Top of Data for review
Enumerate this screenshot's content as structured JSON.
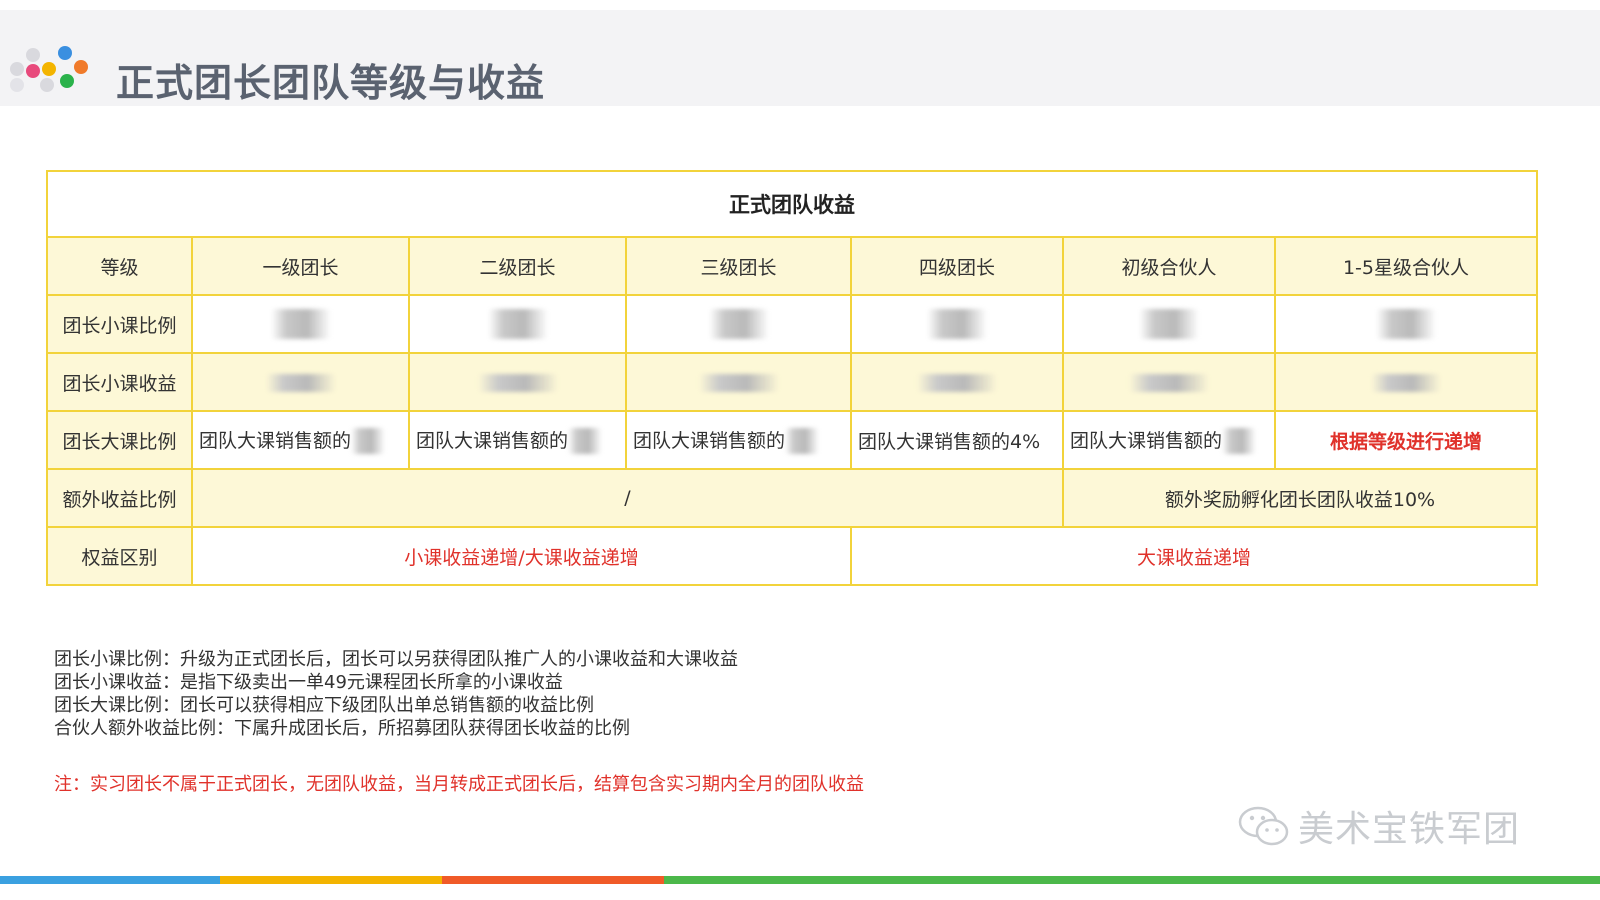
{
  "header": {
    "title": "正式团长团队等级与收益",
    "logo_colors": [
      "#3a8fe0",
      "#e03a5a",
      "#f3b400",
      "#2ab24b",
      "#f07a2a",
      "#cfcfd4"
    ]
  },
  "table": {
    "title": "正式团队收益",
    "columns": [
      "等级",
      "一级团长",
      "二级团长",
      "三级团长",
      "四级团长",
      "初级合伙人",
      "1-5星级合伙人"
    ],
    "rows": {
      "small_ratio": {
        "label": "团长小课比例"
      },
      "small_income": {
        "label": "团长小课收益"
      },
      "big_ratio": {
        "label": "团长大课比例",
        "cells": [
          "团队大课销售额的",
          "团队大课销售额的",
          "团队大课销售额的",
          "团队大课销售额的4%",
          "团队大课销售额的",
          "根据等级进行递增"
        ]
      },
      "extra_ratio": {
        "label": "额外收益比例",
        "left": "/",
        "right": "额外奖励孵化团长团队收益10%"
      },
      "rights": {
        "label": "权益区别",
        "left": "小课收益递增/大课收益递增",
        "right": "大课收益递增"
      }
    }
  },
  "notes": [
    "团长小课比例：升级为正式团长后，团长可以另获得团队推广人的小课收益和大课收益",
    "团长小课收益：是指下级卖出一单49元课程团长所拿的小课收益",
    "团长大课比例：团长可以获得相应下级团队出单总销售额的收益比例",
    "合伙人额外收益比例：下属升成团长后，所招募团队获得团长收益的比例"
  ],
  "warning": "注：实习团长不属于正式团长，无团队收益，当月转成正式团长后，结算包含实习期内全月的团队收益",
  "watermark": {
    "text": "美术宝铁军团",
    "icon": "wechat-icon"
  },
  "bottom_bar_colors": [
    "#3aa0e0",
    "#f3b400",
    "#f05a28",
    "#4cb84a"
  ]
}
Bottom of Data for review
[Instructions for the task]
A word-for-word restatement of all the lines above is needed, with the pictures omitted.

[Worked solution]
Enumerate this screenshot's content as structured JSON.
{
  "header": {
    "title": "正式团长团队等级与收益",
    "logo_colors": [
      "#3a8fe0",
      "#e03a5a",
      "#f3b400",
      "#2ab24b",
      "#f07a2a",
      "#cfcfd4"
    ]
  },
  "table": {
    "title": "正式团队收益",
    "columns": [
      "等级",
      "一级团长",
      "二级团长",
      "三级团长",
      "四级团长",
      "初级合伙人",
      "1-5星级合伙人"
    ],
    "rows": {
      "small_ratio": {
        "label": "团长小课比例"
      },
      "small_income": {
        "label": "团长小课收益"
      },
      "big_ratio": {
        "label": "团长大课比例",
        "cells": [
          "团队大课销售额的",
          "团队大课销售额的",
          "团队大课销售额的",
          "团队大课销售额的4%",
          "团队大课销售额的",
          "根据等级进行递增"
        ]
      },
      "extra_ratio": {
        "label": "额外收益比例",
        "left": "/",
        "right": "额外奖励孵化团长团队收益10%"
      },
      "rights": {
        "label": "权益区别",
        "left": "小课收益递增/大课收益递增",
        "right": "大课收益递增"
      }
    }
  },
  "notes": [
    "团长小课比例：升级为正式团长后，团长可以另获得团队推广人的小课收益和大课收益",
    "团长小课收益：是指下级卖出一单49元课程团长所拿的小课收益",
    "团长大课比例：团长可以获得相应下级团队出单总销售额的收益比例",
    "合伙人额外收益比例：下属升成团长后，所招募团队获得团长收益的比例"
  ],
  "warning": "注：实习团长不属于正式团长，无团队收益，当月转成正式团长后，结算包含实习期内全月的团队收益",
  "watermark": {
    "text": "美术宝铁军团",
    "icon": "wechat-icon"
  },
  "bottom_bar_colors": [
    "#3aa0e0",
    "#f3b400",
    "#f05a28",
    "#4cb84a"
  ]
}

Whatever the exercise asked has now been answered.